[EXTRACTED MATERIAL]:

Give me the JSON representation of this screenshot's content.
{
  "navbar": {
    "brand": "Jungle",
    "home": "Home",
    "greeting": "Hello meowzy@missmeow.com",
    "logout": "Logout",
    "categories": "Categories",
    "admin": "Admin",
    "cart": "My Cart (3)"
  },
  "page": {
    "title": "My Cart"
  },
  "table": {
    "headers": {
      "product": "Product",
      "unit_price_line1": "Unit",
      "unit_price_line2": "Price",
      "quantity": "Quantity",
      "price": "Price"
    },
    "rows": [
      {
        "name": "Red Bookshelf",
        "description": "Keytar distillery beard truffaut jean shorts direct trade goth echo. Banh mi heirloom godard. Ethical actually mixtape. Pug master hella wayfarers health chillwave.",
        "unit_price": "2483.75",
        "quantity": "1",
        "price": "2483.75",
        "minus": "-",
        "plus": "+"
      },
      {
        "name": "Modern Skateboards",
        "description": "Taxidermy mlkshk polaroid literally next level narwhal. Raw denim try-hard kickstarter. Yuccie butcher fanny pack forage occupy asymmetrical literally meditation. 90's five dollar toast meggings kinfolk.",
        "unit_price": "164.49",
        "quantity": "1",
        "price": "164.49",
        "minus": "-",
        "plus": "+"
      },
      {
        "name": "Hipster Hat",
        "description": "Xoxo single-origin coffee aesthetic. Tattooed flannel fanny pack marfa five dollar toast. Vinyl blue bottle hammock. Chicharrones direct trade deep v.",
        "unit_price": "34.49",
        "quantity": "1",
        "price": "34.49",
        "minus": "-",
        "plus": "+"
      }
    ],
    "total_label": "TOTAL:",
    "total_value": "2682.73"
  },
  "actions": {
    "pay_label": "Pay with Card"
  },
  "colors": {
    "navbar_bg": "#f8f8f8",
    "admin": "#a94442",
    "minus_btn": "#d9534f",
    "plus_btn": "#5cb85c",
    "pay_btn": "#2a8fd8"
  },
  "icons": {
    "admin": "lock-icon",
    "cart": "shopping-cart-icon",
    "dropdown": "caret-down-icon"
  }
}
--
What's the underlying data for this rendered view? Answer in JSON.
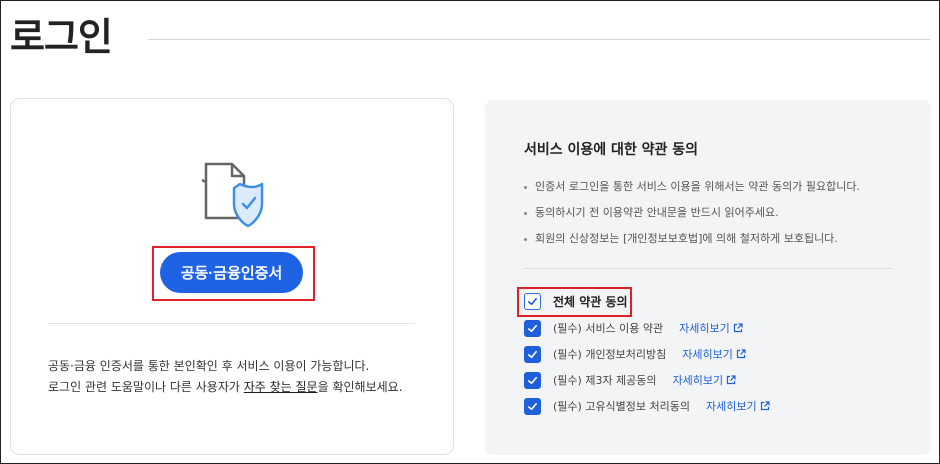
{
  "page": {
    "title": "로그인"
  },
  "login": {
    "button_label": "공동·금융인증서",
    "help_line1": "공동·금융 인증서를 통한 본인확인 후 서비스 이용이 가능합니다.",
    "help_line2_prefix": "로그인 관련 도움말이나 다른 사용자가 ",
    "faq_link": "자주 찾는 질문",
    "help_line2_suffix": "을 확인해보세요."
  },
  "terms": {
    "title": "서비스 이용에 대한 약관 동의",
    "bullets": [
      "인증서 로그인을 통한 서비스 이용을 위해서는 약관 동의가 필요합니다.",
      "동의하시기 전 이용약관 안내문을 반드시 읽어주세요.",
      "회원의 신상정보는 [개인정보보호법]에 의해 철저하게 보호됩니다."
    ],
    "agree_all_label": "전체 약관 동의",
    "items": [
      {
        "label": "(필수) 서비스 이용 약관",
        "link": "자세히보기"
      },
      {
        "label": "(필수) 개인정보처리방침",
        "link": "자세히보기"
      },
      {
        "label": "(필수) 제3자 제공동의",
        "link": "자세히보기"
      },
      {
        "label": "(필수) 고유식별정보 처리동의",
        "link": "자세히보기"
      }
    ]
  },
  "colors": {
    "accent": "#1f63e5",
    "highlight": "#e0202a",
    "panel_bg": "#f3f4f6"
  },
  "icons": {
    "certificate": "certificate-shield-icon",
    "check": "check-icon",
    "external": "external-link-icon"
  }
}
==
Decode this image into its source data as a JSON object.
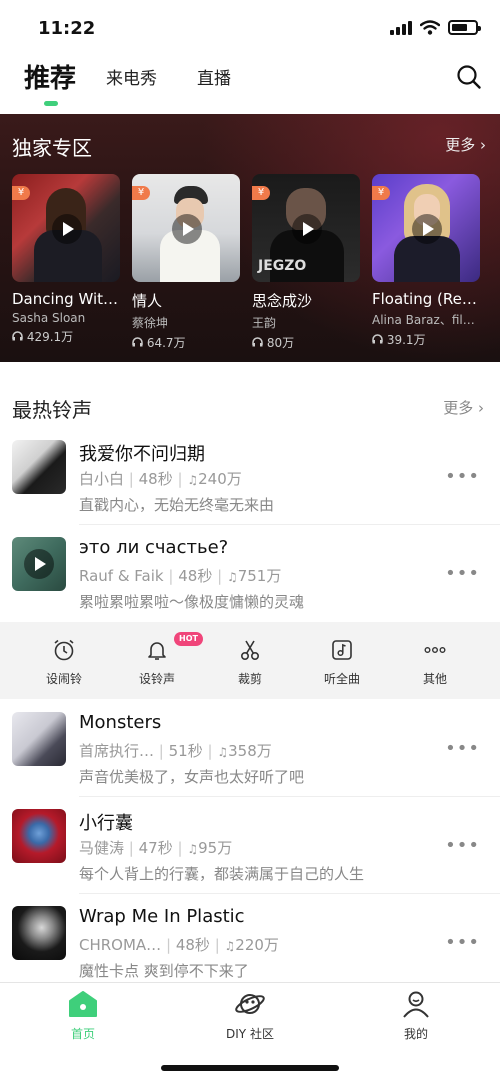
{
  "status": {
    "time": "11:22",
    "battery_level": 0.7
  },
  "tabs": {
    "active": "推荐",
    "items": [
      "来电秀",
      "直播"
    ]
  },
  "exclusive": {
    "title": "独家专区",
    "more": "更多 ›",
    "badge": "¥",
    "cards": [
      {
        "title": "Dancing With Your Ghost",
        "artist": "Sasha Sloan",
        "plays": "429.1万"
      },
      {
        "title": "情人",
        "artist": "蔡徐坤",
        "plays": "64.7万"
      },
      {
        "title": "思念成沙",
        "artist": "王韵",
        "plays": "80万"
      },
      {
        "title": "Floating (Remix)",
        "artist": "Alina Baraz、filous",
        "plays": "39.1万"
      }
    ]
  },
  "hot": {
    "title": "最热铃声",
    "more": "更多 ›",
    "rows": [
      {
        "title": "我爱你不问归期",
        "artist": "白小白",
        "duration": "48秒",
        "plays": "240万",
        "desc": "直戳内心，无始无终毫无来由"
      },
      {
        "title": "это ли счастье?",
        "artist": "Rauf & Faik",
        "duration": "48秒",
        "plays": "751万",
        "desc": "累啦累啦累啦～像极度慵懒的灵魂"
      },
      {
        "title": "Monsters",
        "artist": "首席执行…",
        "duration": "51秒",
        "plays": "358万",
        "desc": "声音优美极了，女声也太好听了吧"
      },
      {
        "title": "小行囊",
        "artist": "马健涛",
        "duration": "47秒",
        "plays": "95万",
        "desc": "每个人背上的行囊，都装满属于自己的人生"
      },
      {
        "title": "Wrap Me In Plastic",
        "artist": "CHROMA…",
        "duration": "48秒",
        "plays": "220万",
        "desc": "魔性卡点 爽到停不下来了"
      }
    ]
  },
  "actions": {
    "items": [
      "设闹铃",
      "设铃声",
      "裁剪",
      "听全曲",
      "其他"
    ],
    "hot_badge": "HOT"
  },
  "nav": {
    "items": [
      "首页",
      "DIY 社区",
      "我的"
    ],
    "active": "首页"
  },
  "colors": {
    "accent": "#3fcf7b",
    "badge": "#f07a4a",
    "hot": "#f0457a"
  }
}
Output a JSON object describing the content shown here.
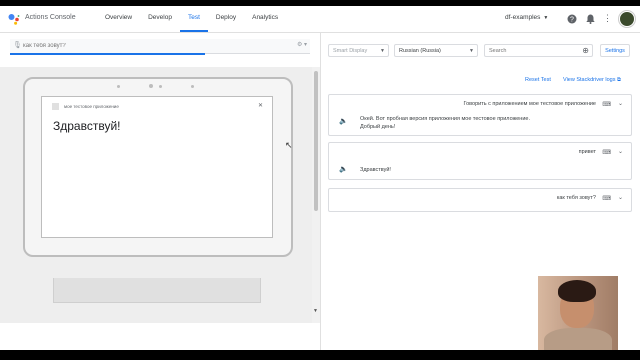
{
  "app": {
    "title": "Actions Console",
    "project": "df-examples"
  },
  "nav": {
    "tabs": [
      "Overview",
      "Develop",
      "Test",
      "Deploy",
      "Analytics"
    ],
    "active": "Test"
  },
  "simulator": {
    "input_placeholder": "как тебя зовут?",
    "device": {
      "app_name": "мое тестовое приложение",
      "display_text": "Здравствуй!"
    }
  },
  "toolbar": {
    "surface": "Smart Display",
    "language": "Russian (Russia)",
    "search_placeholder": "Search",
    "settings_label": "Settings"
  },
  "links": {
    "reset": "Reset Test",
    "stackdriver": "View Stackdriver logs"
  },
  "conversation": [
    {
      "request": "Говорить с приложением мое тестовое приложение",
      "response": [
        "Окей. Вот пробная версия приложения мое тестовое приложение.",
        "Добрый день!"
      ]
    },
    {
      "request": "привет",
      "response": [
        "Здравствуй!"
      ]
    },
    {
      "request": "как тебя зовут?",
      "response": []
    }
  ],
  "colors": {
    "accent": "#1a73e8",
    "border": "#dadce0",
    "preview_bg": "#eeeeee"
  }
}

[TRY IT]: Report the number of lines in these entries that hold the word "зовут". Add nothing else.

[TASK RESPONSE]: 2